[TASK REQUIREMENTS] Every record below should appear in your answer, copied exactly.

━━━━━ THE DATA ━━━━━

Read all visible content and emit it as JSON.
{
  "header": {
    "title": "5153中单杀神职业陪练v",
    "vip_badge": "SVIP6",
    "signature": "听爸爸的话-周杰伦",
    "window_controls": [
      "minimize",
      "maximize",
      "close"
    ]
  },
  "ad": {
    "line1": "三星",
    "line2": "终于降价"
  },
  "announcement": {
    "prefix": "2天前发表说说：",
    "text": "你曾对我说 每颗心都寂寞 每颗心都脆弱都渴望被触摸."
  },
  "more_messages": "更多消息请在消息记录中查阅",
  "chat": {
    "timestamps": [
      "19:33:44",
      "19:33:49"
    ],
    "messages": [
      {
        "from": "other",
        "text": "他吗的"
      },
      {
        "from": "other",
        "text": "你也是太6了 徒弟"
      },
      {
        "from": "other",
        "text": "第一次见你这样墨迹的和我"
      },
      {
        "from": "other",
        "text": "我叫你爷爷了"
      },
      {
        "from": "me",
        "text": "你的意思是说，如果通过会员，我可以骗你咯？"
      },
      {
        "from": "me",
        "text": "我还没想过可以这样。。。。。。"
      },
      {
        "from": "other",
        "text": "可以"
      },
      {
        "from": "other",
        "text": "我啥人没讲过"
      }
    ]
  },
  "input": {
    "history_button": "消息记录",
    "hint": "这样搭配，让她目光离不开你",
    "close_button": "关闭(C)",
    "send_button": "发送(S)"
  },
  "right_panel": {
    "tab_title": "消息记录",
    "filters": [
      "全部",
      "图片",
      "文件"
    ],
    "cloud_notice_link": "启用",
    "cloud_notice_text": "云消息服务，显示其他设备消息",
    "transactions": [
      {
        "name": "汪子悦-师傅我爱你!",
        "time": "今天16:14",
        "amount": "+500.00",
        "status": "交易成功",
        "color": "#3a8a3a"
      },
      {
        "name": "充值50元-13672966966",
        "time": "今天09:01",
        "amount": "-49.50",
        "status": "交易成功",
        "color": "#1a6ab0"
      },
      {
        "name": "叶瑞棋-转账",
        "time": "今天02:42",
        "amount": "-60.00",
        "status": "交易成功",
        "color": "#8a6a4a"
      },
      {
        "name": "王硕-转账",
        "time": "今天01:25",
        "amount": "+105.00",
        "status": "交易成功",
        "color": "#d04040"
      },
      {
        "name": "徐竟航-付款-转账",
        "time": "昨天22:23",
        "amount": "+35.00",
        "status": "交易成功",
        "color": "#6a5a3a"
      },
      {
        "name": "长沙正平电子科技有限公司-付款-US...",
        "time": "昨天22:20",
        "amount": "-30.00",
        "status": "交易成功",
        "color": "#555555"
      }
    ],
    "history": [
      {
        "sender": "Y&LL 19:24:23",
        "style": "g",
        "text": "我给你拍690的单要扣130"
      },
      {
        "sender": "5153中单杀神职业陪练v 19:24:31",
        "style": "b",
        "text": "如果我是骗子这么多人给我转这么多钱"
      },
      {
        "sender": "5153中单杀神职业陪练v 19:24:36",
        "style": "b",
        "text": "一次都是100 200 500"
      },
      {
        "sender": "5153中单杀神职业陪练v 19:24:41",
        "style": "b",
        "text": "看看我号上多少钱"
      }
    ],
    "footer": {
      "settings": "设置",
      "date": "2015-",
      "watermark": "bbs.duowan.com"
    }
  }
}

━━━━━

[EXERCISE SOLUTION]
Read all visible content and emit it as JSON.
{
  "header": {
    "title": "5153中单杀神职业陪练v",
    "vip_badge": "SVIP6",
    "signature": "听爸爸的话-周杰伦",
    "window_controls": [
      "minimize",
      "maximize",
      "close"
    ]
  },
  "ad": {
    "line1": "三星",
    "line2": "终于降价"
  },
  "announcement": {
    "prefix": "2天前发表说说：",
    "text": "你曾对我说 每颗心都寂寞 每颗心都脆弱都渴望被触摸."
  },
  "more_messages": "更多消息请在消息记录中查阅",
  "chat": {
    "timestamps": [
      "19:33:44",
      "19:33:49"
    ],
    "messages": [
      {
        "from": "other",
        "text": "他吗的"
      },
      {
        "from": "other",
        "text": "你也是太6了 徒弟"
      },
      {
        "from": "other",
        "text": "第一次见你这样墨迹的和我"
      },
      {
        "from": "other",
        "text": "我叫你爷爷了"
      },
      {
        "from": "me",
        "text": "你的意思是说，如果通过会员，我可以骗你咯？"
      },
      {
        "from": "me",
        "text": "我还没想过可以这样。。。。。。"
      },
      {
        "from": "other",
        "text": "可以"
      },
      {
        "from": "other",
        "text": "我啥人没讲过"
      }
    ]
  },
  "input": {
    "history_button": "消息记录",
    "hint": "这样搭配，让她目光离不开你",
    "close_button": "关闭(C)",
    "send_button": "发送(S)"
  },
  "right_panel": {
    "tab_title": "消息记录",
    "filters": [
      "全部",
      "图片",
      "文件"
    ],
    "cloud_notice_link": "启用",
    "cloud_notice_text": "云消息服务，显示其他设备消息",
    "transactions": [
      {
        "name": "汪子悦-师傅我爱你!",
        "time": "今天16:14",
        "amount": "+500.00",
        "status": "交易成功",
        "color": "#3a8a3a"
      },
      {
        "name": "充值50元-13672966966",
        "time": "今天09:01",
        "amount": "-49.50",
        "status": "交易成功",
        "color": "#1a6ab0"
      },
      {
        "name": "叶瑞棋-转账",
        "time": "今天02:42",
        "amount": "-60.00",
        "status": "交易成功",
        "color": "#8a6a4a"
      },
      {
        "name": "王硕-转账",
        "time": "今天01:25",
        "amount": "+105.00",
        "status": "交易成功",
        "color": "#d04040"
      },
      {
        "name": "徐竟航-付款-转账",
        "time": "昨天22:23",
        "amount": "+35.00",
        "status": "交易成功",
        "color": "#6a5a3a"
      },
      {
        "name": "长沙正平电子科技有限公司-付款-US...",
        "time": "昨天22:20",
        "amount": "-30.00",
        "status": "交易成功",
        "color": "#555555"
      }
    ],
    "history": [
      {
        "sender": "Y&LL 19:24:23",
        "style": "g",
        "text": "我给你拍690的单要扣130"
      },
      {
        "sender": "5153中单杀神职业陪练v 19:24:31",
        "style": "b",
        "text": "如果我是骗子这么多人给我转这么多钱"
      },
      {
        "sender": "5153中单杀神职业陪练v 19:24:36",
        "style": "b",
        "text": "一次都是100 200 500"
      },
      {
        "sender": "5153中单杀神职业陪练v 19:24:41",
        "style": "b",
        "text": "看看我号上多少钱"
      }
    ],
    "footer": {
      "settings": "设置",
      "date": "2015-",
      "watermark": "bbs.duowan.com"
    }
  }
}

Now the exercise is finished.